That is, how would one go about displaying the post meta data as part of the content for a single post (or post type) in WordPress.
Though I’m not necessarily a fan of doing this, I am a fan of giving other developers practical advice on how to extend existing plugins (using practices used throughout an existing plugin), and I’m also a fan of discussing why I am a fan or not a fan of doing something.
So in my latest article at Tuts+ Code, I did exactly that.
Display Post Meta Data on a WordPress Post
In the article, I discuss the following points:
- Ramifications of extending the plugin
- Why publicly sharing data can be a bad idea
- How to actually extend the plugin
There are two primary takeaways from the article both of which I’ll mention here:
- Leveraging existing code can be a powerful thing
- Exposing data that is irrelevant to users is a dangerous idea
If you happen to read the article, you’ll see why both of those are my primary points; however, if you’re short on time (or simply don’t want to read the article :), that’s fine. The main reason I wanted to mention those two points if because I think they transcend any given theme, plugin, or other project.
First, leveraging existing code can be a powerful thing, though powerful is a bit of a neutral term. Either you can extend existing code the “right” way by following the standards set forth not only by the foundation on which the existing code is built, but by the practices that the code is already following, or you can simply get something working using your own methodology all the while disrespecting the work someone else has done and making maintenance that much harder.
Secondly, exposing data that is irrelevant to users can be dangerous not only because it may leak how information is stored in the database (which may or may not be dangerous on its own), but it also adds unnecessary noise or jargon to an existing post.
Unless you’re working with a group of technical people on, say, a private blog or a closed intranet, there are very few places in which you may actually want to do something like this.

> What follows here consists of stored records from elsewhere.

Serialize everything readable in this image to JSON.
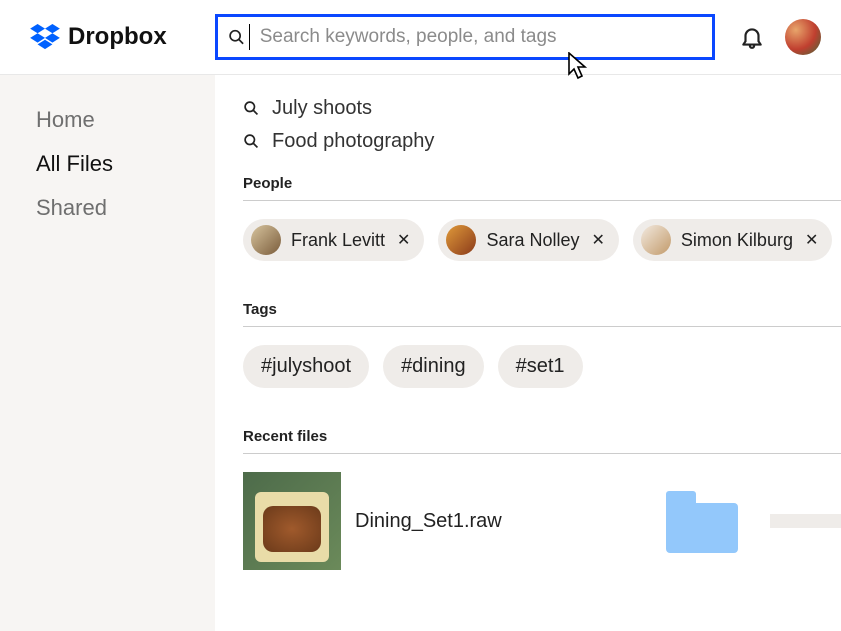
{
  "brand": {
    "name": "Dropbox"
  },
  "search": {
    "placeholder": "Search keywords, people, and tags",
    "value": ""
  },
  "sidebar": {
    "items": [
      {
        "label": "Home",
        "active": false
      },
      {
        "label": "All Files",
        "active": true
      },
      {
        "label": "Shared",
        "active": false
      }
    ]
  },
  "suggestions": [
    {
      "label": "July shoots"
    },
    {
      "label": "Food photography"
    }
  ],
  "sections": {
    "people_title": "People",
    "tags_title": "Tags",
    "recent_title": "Recent files"
  },
  "people": [
    {
      "name": "Frank Levitt"
    },
    {
      "name": "Sara Nolley"
    },
    {
      "name": "Simon Kilburg"
    }
  ],
  "tags": [
    {
      "label": "#julyshoot"
    },
    {
      "label": "#dining"
    },
    {
      "label": "#set1"
    }
  ],
  "recent": {
    "file1": {
      "name": "Dining_Set1.raw"
    }
  }
}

Because of those two points alone, I’ve got two versions on GitHub:
- 1.0.0 is the first version of the plugin which simply introduces the meta box on the dashboard of the post editor.

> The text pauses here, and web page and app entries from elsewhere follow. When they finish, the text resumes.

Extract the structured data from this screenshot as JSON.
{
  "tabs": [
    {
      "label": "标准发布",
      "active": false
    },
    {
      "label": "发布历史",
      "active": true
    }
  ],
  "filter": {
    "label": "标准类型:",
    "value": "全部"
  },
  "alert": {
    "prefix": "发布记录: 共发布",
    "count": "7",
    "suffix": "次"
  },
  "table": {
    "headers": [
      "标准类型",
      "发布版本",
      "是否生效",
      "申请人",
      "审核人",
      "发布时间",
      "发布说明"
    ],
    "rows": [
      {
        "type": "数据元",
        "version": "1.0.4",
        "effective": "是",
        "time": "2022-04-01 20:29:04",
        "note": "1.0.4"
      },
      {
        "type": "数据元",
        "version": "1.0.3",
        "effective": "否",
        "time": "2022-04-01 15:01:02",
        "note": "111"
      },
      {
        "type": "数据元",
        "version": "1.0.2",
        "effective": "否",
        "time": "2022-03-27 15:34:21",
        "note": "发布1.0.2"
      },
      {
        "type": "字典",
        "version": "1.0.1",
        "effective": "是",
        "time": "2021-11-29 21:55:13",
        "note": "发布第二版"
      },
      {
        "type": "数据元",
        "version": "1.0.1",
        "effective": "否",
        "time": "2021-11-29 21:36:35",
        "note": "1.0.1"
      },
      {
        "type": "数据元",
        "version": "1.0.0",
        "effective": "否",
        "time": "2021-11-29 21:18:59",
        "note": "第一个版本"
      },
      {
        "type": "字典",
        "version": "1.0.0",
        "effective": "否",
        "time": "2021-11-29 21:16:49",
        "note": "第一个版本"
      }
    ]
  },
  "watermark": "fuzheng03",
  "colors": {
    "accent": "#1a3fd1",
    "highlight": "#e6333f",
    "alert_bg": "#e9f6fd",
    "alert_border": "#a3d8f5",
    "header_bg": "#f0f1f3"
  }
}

- 2.0.0 is the version of the plugin that introduces the features discussed both in this article and the shared article.
Though there are still some actual changes and improvements that I’d like to introduce to the plugin – and I may end up doing so one of these days – there are other, ahem, pressing (get it? :) matters on which I’m focused at the moment.
At any rate, check out the original article and feel free to share your comments!